The holiday home, called Bluff Reach, is situated on a rocky site overlooking the ocean and dotted with cypress trees. The dwelling is located in Sonoma County’s Sea Ranch development, known for its contemporary residences that take cues from nature.
Designed for a San Francisco couple who desired a secluded retreat, the project entailed refurbishing and expanding a 1974 residence designed by Ralph Matheson, and renovated in 1990 by William Turnbull Junior. The sculptural, wood-clad dwelling features sloped roofs and boxy protrusions, and interior spaces bathed in natural light.
For the latest intervention, the design team sought to retain original features while adding more space, and updating the finishes and decor. Preserving a strong connection to the surrounding landscape was a central concern.
“For the architects, as enamoured of the curving coast and soothing landscape as their clients, updating the home proved easier than expected,” said a statement from Butler Armsden Architects, a San Francisco-based studio. “With its relaxing lushness, the site itself played the role of mediator.”
The home was re-clad in vertical boards of cedar, which replaced redwood siding. A new two-storey volume was added to the north elevation to house an office.
Inside, windows of varying sizes frame views of the picturesque landscape. In the dining room, a sliding glass door opens onto a wooden deck, where the clients can relax and gaze upon the ocean. Wide steps lead down to a verdant lawn.

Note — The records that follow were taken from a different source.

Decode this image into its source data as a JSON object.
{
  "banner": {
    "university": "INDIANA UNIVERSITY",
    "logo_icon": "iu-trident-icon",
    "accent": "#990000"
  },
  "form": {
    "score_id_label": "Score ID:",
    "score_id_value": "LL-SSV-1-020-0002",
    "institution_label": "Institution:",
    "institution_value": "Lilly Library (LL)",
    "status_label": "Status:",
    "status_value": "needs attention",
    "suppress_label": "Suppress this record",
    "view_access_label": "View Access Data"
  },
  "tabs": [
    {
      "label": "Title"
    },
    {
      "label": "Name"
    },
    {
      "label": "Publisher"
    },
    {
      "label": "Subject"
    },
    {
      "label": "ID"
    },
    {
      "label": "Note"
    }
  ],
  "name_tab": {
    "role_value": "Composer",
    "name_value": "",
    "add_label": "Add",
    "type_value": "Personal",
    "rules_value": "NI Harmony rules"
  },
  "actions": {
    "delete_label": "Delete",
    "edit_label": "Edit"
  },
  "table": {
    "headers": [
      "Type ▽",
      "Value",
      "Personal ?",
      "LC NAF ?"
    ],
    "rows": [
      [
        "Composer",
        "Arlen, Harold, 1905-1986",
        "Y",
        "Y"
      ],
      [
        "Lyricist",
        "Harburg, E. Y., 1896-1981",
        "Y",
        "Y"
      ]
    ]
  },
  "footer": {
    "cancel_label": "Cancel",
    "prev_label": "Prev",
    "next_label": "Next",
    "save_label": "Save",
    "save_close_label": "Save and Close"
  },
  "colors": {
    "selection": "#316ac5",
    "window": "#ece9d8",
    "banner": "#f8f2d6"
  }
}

Rooms feature contemporary decor and an earthy colour palette, helping create a serene atmosphere. Light-toned wood was used to sheath ceilings and walls.
“The white-washed, vertical planks of Douglas fir that wrap the interior spaces recall the cedar covering the exterior of the home,” the architects said.
The husband and wife’s distinct personalities are most evident in their offices. His is located on the upper floor of the new volume, and is accessed via a powder-coated-steel spiral staircase.
“In his office, a desk surface custom-made of star-fire glass sits atop two blackened steel bases that call to mind the fins of a turbine engine,” the architects said. “In hers, a made-to-fit taupe window seat leaves anyone sitting in it suspended over the Pacific Coast.”
Other residential projects in northern California include a gabled home by Feldman Architecture that overlooks a vineyard, and a T-shaped residence by Schwartz and Architecture with a design inspired by tree lichen.